Variety‘s Kris Tapley is proclaiming that Joel and Ethan Coen‘s The Ballad of Buster Scruggs is no longer a six-part Netflix anthology series but a feature film using an anthology structure? Am I reading this right?

So a few months ago the Coens said to Netflix, “Sorry, guys, but that western anthology series we sold you on, that six-segment concept that might’ve run somewhere between three and six hours…sorry but we prefer the idea of a feature film with a six-chapter structure.”

In other words the Coens wrote six segments that would have minimally run a half-hour (or possibly 45 minutes or an hour) each, and then decided to trim each segment down to, what, 20-minute vignettes for a grand narrative total of 120 minutes plus main titles and end credits? And now they’re debuting the feature at the Venice Film Festival with Tapley and others hailing a new potential Best Picture contender?

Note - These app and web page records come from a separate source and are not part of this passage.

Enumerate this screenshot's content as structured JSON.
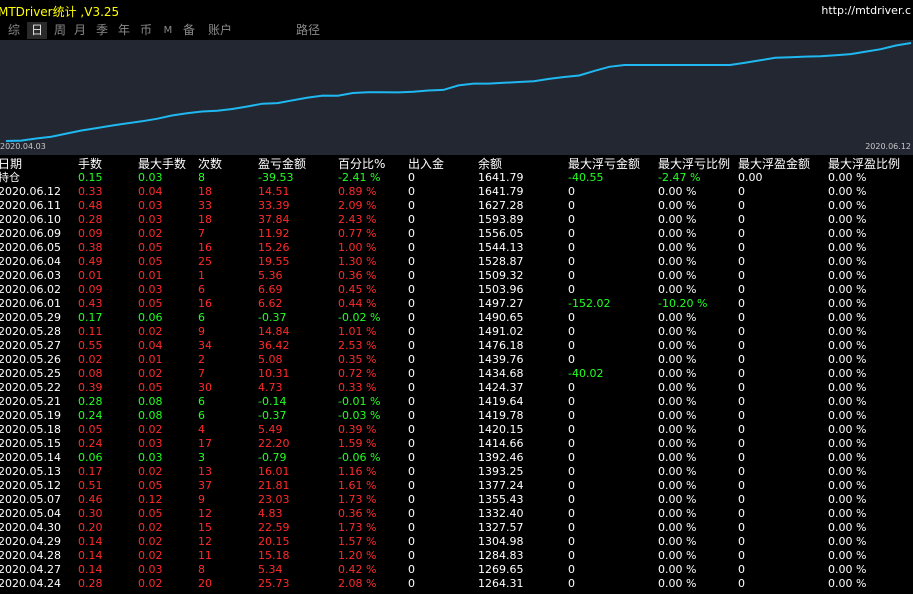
{
  "window": {
    "title": "MTDriver统计 ,V3.25",
    "website": "http://mtdriver.c"
  },
  "tabs": [
    {
      "label": "综",
      "active": false
    },
    {
      "label": "日",
      "active": true
    },
    {
      "label": "周",
      "active": false
    },
    {
      "label": "月",
      "active": false
    },
    {
      "label": "季",
      "active": false
    },
    {
      "label": "年",
      "active": false
    },
    {
      "label": "币",
      "active": false
    },
    {
      "label": "M",
      "active": false
    },
    {
      "label": "备",
      "active": false
    },
    {
      "label": "账户",
      "active": false
    },
    {
      "label": "路径",
      "active": false
    }
  ],
  "chart_data": {
    "type": "line",
    "x_start_label": "2020.04.03",
    "x_end_label": "2020.06.12",
    "line_color": "#1fb8f0",
    "values": [
      1025,
      1028,
      1045,
      1060,
      1085,
      1110,
      1130,
      1150,
      1168,
      1185,
      1205,
      1232,
      1250,
      1264.31,
      1269.65,
      1284.83,
      1304.98,
      1327.57,
      1332.4,
      1355.43,
      1377.24,
      1393.25,
      1392.46,
      1414.66,
      1420.15,
      1419.78,
      1419.64,
      1424.37,
      1434.68,
      1439.76,
      1476.18,
      1491.02,
      1490.65,
      1497.27,
      1503.96,
      1509.32,
      1528.87,
      1544.13,
      1556.05,
      1593.89,
      1627.28,
      1641.79,
      1641.79,
      1641.79,
      1641.79,
      1641.79,
      1641.79,
      1641.79,
      1641.79,
      1660,
      1680,
      1700,
      1705,
      1710,
      1712,
      1720,
      1730,
      1750,
      1770,
      1800,
      1820
    ],
    "grid": false
  },
  "table": {
    "headers": [
      "日期",
      "手数",
      "最大手数",
      "次数",
      "盈亏金额",
      "百分比%",
      "出入金",
      "余额",
      "最大浮亏金额",
      "最大浮亏比例",
      "最大浮盈金额",
      "最大浮盈比例"
    ],
    "rows": [
      {
        "c": [
          "持仓",
          "0.15",
          "0.03",
          "8",
          "-39.53",
          "-2.41 %",
          "0",
          "1641.79",
          "-40.55",
          "-2.47 %",
          "0.00",
          "0.00 %"
        ],
        "tone": "green"
      },
      {
        "c": [
          "2020.06.12",
          "0.33",
          "0.04",
          "18",
          "14.51",
          "0.89 %",
          "0",
          "1641.79",
          "0",
          "0.00 %",
          "0",
          "0.00 %"
        ],
        "tone": "red"
      },
      {
        "c": [
          "2020.06.11",
          "0.48",
          "0.03",
          "33",
          "33.39",
          "2.09 %",
          "0",
          "1627.28",
          "0",
          "0.00 %",
          "0",
          "0.00 %"
        ],
        "tone": "red"
      },
      {
        "c": [
          "2020.06.10",
          "0.28",
          "0.03",
          "18",
          "37.84",
          "2.43 %",
          "0",
          "1593.89",
          "0",
          "0.00 %",
          "0",
          "0.00 %"
        ],
        "tone": "red"
      },
      {
        "c": [
          "2020.06.09",
          "0.09",
          "0.02",
          "7",
          "11.92",
          "0.77 %",
          "0",
          "1556.05",
          "0",
          "0.00 %",
          "0",
          "0.00 %"
        ],
        "tone": "red"
      },
      {
        "c": [
          "2020.06.05",
          "0.38",
          "0.05",
          "16",
          "15.26",
          "1.00 %",
          "0",
          "1544.13",
          "0",
          "0.00 %",
          "0",
          "0.00 %"
        ],
        "tone": "red"
      },
      {
        "c": [
          "2020.06.04",
          "0.49",
          "0.05",
          "25",
          "19.55",
          "1.30 %",
          "0",
          "1528.87",
          "0",
          "0.00 %",
          "0",
          "0.00 %"
        ],
        "tone": "red"
      },
      {
        "c": [
          "2020.06.03",
          "0.01",
          "0.01",
          "1",
          "5.36",
          "0.36 %",
          "0",
          "1509.32",
          "0",
          "0.00 %",
          "0",
          "0.00 %"
        ],
        "tone": "red"
      },
      {
        "c": [
          "2020.06.02",
          "0.09",
          "0.03",
          "6",
          "6.69",
          "0.45 %",
          "0",
          "1503.96",
          "0",
          "0.00 %",
          "0",
          "0.00 %"
        ],
        "tone": "red"
      },
      {
        "c": [
          "2020.06.01",
          "0.43",
          "0.05",
          "16",
          "6.62",
          "0.44 %",
          "0",
          "1497.27",
          "-152.02",
          "-10.20 %",
          "0",
          "0.00 %"
        ],
        "tone": "red"
      },
      {
        "c": [
          "2020.05.29",
          "0.17",
          "0.06",
          "6",
          "-0.37",
          "-0.02 %",
          "0",
          "1490.65",
          "0",
          "0.00 %",
          "0",
          "0.00 %"
        ],
        "tone": "green"
      },
      {
        "c": [
          "2020.05.28",
          "0.11",
          "0.02",
          "9",
          "14.84",
          "1.01 %",
          "0",
          "1491.02",
          "0",
          "0.00 %",
          "0",
          "0.00 %"
        ],
        "tone": "red"
      },
      {
        "c": [
          "2020.05.27",
          "0.55",
          "0.04",
          "34",
          "36.42",
          "2.53 %",
          "0",
          "1476.18",
          "0",
          "0.00 %",
          "0",
          "0.00 %"
        ],
        "tone": "red"
      },
      {
        "c": [
          "2020.05.26",
          "0.02",
          "0.01",
          "2",
          "5.08",
          "0.35 %",
          "0",
          "1439.76",
          "0",
          "0.00 %",
          "0",
          "0.00 %"
        ],
        "tone": "red"
      },
      {
        "c": [
          "2020.05.25",
          "0.08",
          "0.02",
          "7",
          "10.31",
          "0.72 %",
          "0",
          "1434.68",
          "-40.02",
          "0.00 %",
          "0",
          "0.00 %"
        ],
        "tone": "red"
      },
      {
        "c": [
          "2020.05.22",
          "0.39",
          "0.05",
          "30",
          "4.73",
          "0.33 %",
          "0",
          "1424.37",
          "0",
          "0.00 %",
          "0",
          "0.00 %"
        ],
        "tone": "red"
      },
      {
        "c": [
          "2020.05.21",
          "0.28",
          "0.08",
          "6",
          "-0.14",
          "-0.01 %",
          "0",
          "1419.64",
          "0",
          "0.00 %",
          "0",
          "0.00 %"
        ],
        "tone": "green"
      },
      {
        "c": [
          "2020.05.19",
          "0.24",
          "0.08",
          "6",
          "-0.37",
          "-0.03 %",
          "0",
          "1419.78",
          "0",
          "0.00 %",
          "0",
          "0.00 %"
        ],
        "tone": "green"
      },
      {
        "c": [
          "2020.05.18",
          "0.05",
          "0.02",
          "4",
          "5.49",
          "0.39 %",
          "0",
          "1420.15",
          "0",
          "0.00 %",
          "0",
          "0.00 %"
        ],
        "tone": "red"
      },
      {
        "c": [
          "2020.05.15",
          "0.24",
          "0.03",
          "17",
          "22.20",
          "1.59 %",
          "0",
          "1414.66",
          "0",
          "0.00 %",
          "0",
          "0.00 %"
        ],
        "tone": "red"
      },
      {
        "c": [
          "2020.05.14",
          "0.06",
          "0.03",
          "3",
          "-0.79",
          "-0.06 %",
          "0",
          "1392.46",
          "0",
          "0.00 %",
          "0",
          "0.00 %"
        ],
        "tone": "green"
      },
      {
        "c": [
          "2020.05.13",
          "0.17",
          "0.02",
          "13",
          "16.01",
          "1.16 %",
          "0",
          "1393.25",
          "0",
          "0.00 %",
          "0",
          "0.00 %"
        ],
        "tone": "red"
      },
      {
        "c": [
          "2020.05.12",
          "0.51",
          "0.05",
          "37",
          "21.81",
          "1.61 %",
          "0",
          "1377.24",
          "0",
          "0.00 %",
          "0",
          "0.00 %"
        ],
        "tone": "red"
      },
      {
        "c": [
          "2020.05.07",
          "0.46",
          "0.12",
          "9",
          "23.03",
          "1.73 %",
          "0",
          "1355.43",
          "0",
          "0.00 %",
          "0",
          "0.00 %"
        ],
        "tone": "red"
      },
      {
        "c": [
          "2020.05.04",
          "0.30",
          "0.05",
          "12",
          "4.83",
          "0.36 %",
          "0",
          "1332.40",
          "0",
          "0.00 %",
          "0",
          "0.00 %"
        ],
        "tone": "red"
      },
      {
        "c": [
          "2020.04.30",
          "0.20",
          "0.02",
          "15",
          "22.59",
          "1.73 %",
          "0",
          "1327.57",
          "0",
          "0.00 %",
          "0",
          "0.00 %"
        ],
        "tone": "red"
      },
      {
        "c": [
          "2020.04.29",
          "0.14",
          "0.02",
          "12",
          "20.15",
          "1.57 %",
          "0",
          "1304.98",
          "0",
          "0.00 %",
          "0",
          "0.00 %"
        ],
        "tone": "red"
      },
      {
        "c": [
          "2020.04.28",
          "0.14",
          "0.02",
          "11",
          "15.18",
          "1.20 %",
          "0",
          "1284.83",
          "0",
          "0.00 %",
          "0",
          "0.00 %"
        ],
        "tone": "red"
      },
      {
        "c": [
          "2020.04.27",
          "0.14",
          "0.03",
          "8",
          "5.34",
          "0.42 %",
          "0",
          "1269.65",
          "0",
          "0.00 %",
          "0",
          "0.00 %"
        ],
        "tone": "red"
      },
      {
        "c": [
          "2020.04.24",
          "0.28",
          "0.02",
          "20",
          "25.73",
          "2.08 %",
          "0",
          "1264.31",
          "0",
          "0.00 %",
          "0",
          "0.00 %"
        ],
        "tone": "red"
      }
    ]
  }
}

10:10 pm update: “Actually, it was always a feature script,” a friend informs. “Then they had the idea to cut it up into a six-part series. One assumes that, in the end, this proved easier said than done.”

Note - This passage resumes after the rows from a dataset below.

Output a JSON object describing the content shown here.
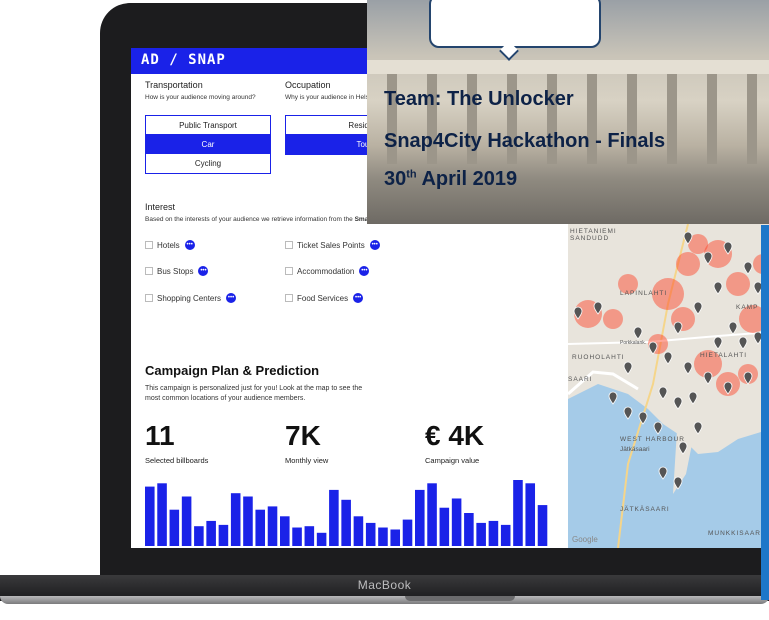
{
  "app": {
    "logo_text": "AD / SNAP",
    "accent_color": "#1a22e8"
  },
  "device": {
    "brand": "MacBook"
  },
  "overlay": {
    "team_line": "Team: The Unlocker",
    "event_line": "Snap4City Hackathon - Finals",
    "date_day": "30",
    "date_suffix": "th",
    "date_rest": "April 2019"
  },
  "transportation": {
    "title": "Transportation",
    "subtitle": "How is your audience moving around?",
    "options": [
      "Public Transport",
      "Car",
      "Cycling"
    ],
    "selected": "Car"
  },
  "occupation": {
    "title": "Occupation",
    "subtitle": "Why is your audience in Hels",
    "options": [
      "Resident",
      "Tourist"
    ],
    "selected": "Tourist"
  },
  "interest": {
    "title": "Interest",
    "subtitle_start": "Based on the interests of your audience we retrieve information from the ",
    "subtitle_bold": "Sma",
    "items": [
      {
        "label": "Hotels",
        "checked": false
      },
      {
        "label": "Ticket Sales Points",
        "checked": false
      },
      {
        "label": "Bus Stops",
        "checked": false
      },
      {
        "label": "Accommodation",
        "checked": false
      },
      {
        "label": "Shopping Centers",
        "checked": false
      },
      {
        "label": "Food Services",
        "checked": false
      }
    ],
    "more_icon": "more-dots-icon"
  },
  "campaign": {
    "title": "Campaign Plan & Prediction",
    "description": "This campaign is personalized just for you! Look at the map to see the most common locations of your audience members.",
    "stats": [
      {
        "value": "11",
        "label": "Selected billboards"
      },
      {
        "value": "7K",
        "label": "Monthly view"
      },
      {
        "value": "€ 4K",
        "label": "Campaign value"
      }
    ],
    "bar_values": [
      90,
      95,
      55,
      75,
      30,
      38,
      32,
      80,
      75,
      55,
      60,
      45,
      28,
      30,
      20,
      85,
      70,
      45,
      35,
      28,
      25,
      40,
      85,
      95,
      58,
      72,
      50,
      35,
      38,
      32,
      100,
      95,
      62
    ]
  },
  "map": {
    "labels": [
      "HIETANIEMI SANDUDD",
      "LAPINLAHTI",
      "RUOHOLAHTI",
      "SAARI",
      "WEST HARBOUR",
      "Jätkäsaari",
      "JÄTKÄSAARI",
      "HIETALAHTI",
      "MUNKKISAARI",
      "KAMP",
      "Porkkalank."
    ],
    "attribution": "Google",
    "heat_color": "#ff3b1f",
    "pin_color": "#555555"
  }
}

I don’t know if this is how Tim Blake Nelson will appear in Joel and Ethan Coen’s The Ballad of Buster Scruggs, but he definitely looks, uhm, ornery and scraggly.

Way back in the summer of ’17, when this here thang was a Netlix anthology series, the six segments were described as follows:

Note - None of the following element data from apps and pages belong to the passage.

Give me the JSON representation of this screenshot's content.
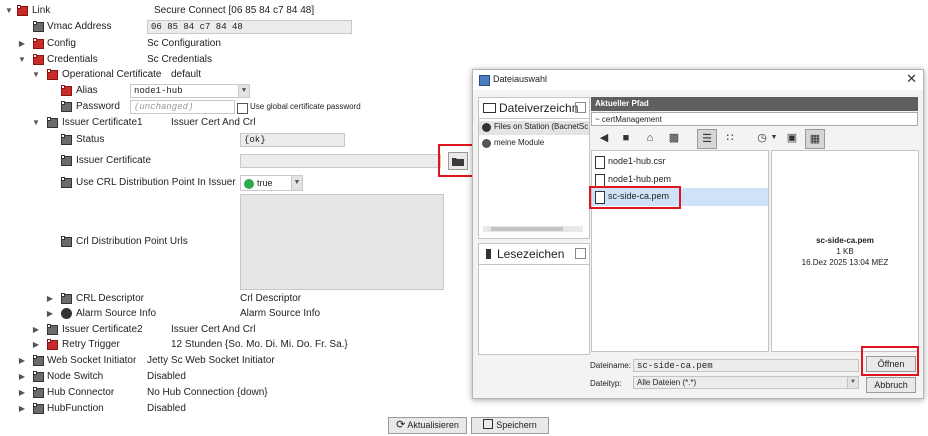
{
  "tree": {
    "link": {
      "label": "Link",
      "value": "Secure Connect [06 85 84 c7 84 48]"
    },
    "vmac": {
      "label": "Vmac Address",
      "value": "06 85 84 c7 84 48"
    },
    "config": {
      "label": "Config",
      "value": "Sc Configuration"
    },
    "credentials": {
      "label": "Credentials",
      "value": "Sc Credentials"
    },
    "op_cert": {
      "label": "Operational Certificate",
      "value": "default"
    },
    "alias": {
      "label": "Alias",
      "value": "node1-hub"
    },
    "password": {
      "label": "Password",
      "placeholder": "(unchanged)",
      "global_label": "Use global certificate password"
    },
    "issuer1": {
      "label": "Issuer Certificate1",
      "value": "Issuer Cert And Crl"
    },
    "status": {
      "label": "Status",
      "value": "{ok}"
    },
    "issuer_cert": {
      "label": "Issuer Certificate"
    },
    "crl_use": {
      "label": "Use CRL Distribution Point In Issuer",
      "value": "true"
    },
    "crl_urls": {
      "label": "Crl Distribution Point Urls"
    },
    "crl_desc": {
      "label": "CRL Descriptor",
      "value": "Crl Descriptor"
    },
    "alarm_src": {
      "label": "Alarm Source Info",
      "value": "Alarm Source Info"
    },
    "issuer2": {
      "label": "Issuer Certificate2",
      "value": "Issuer Cert And Crl"
    },
    "retry": {
      "label": "Retry Trigger",
      "value": "12 Stunden {So. Mo. Di. Mi. Do. Fr. Sa.}"
    },
    "ws_init": {
      "label": "Web Socket Initiator",
      "value": "Jetty Sc Web Socket Initiator"
    },
    "node_switch": {
      "label": "Node Switch",
      "value": "Disabled"
    },
    "hub_conn": {
      "label": "Hub Connector",
      "value": "No Hub Connection {down}"
    },
    "hub_func": {
      "label": "HubFunction",
      "value": "Disabled"
    }
  },
  "footer": {
    "refresh": "Aktualisieren",
    "save": "Speichern"
  },
  "dialog": {
    "title": "Dateiauswahl",
    "left_header": "Dateiverzeichn",
    "roots": [
      "Files on Station (BacnetSc",
      "meine Module"
    ],
    "bookmarks": "Lesezeichen",
    "path_header": "Aktueller Pfad",
    "path_value": "~ certManagement",
    "files": [
      "node1-hub.csr",
      "node1-hub.pem",
      "sc-side-ca.pem"
    ],
    "preview": {
      "name": "sc-side-ca.pem",
      "size": "1 KB",
      "date": "16.Dez 2025 13:04 MEZ"
    },
    "filename_label": "Dateiname:",
    "filename_value": "sc-side-ca.pem",
    "filetype_label": "Dateityp:",
    "filetype_value": "Alle Dateien (*.*)",
    "open": "Öffnen",
    "cancel": "Abbruch"
  },
  "colors": {
    "accent_red": "#e0141e",
    "brick": "#c92b2b",
    "header_bar": "#5f5f5f",
    "selection": "#cfe3f8",
    "status_green": "#2fa84f"
  },
  "icons": [
    "brick-icon",
    "folder-icon",
    "close-icon",
    "back-icon",
    "home-icon",
    "list-view-icon",
    "details-view-icon",
    "history-icon",
    "save-icon",
    "certificate-file-icon",
    "globe-icon",
    "pin-icon",
    "refresh-icon"
  ]
}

(1) “The Ballad of Buster Scruggs” — The story of a singing cowboy named Buster Scruggs (Tim Blake Nelson);

(2) “Near Algodones” — A high-plains drifter whose own fecklessness dogs his attempts at bank robbery and cattle driving, costarring James Franco, Ralph Ineson and Stephen Root;

(3) “Meal Ticket” — The story of an actor and impresario of a traveling show;

(4) “All Gold Canyon”– A prospector (possibly Tom Waits) happily finds a gold seam but then unhappily finds an evil encroacher;

(5) “The Gal Who Got Rattld” — The story of two trail bosses on the Oregon Trail and a woman on the wagon train who needs the help of one of them and who might be a marriage prospect for the other, w/ Zoe Kazan and Jackamoe Buzzell; and

(6) “The Mortal Remains” — Five very different passengers find themselves on a stagecoach to a mysterious destination w/ Tyne Daly, Saul Rubinek.

Liam Neeson and Brendan Gleeson are also listed as costars.

Here’s the thang: With the exception of Franco and Neeson, none of the Buster Scruggs cast members are leads — they could all be compassionately described as off-center, eccentric, funny-looking character types. So right off the top the film is charisma-challenged. No Josh Brolin, no Javier Bardem, no Frances McDormand, no Tommy Lee Jones, no George Clooney, no Jeff Bridges, no Hailee Steinfeld.

Official Coen statement: “We’ve always loved anthology movies, especially those films made in Italy in the ’60s” — i.e., RoGoPaG — “which set side-by-side the work of different directors on a common theme. Having written an anthology of Western stories we attempted to do the same, hoping to enlist the best directors working today. It was our great fortune that they both agreed to participate.”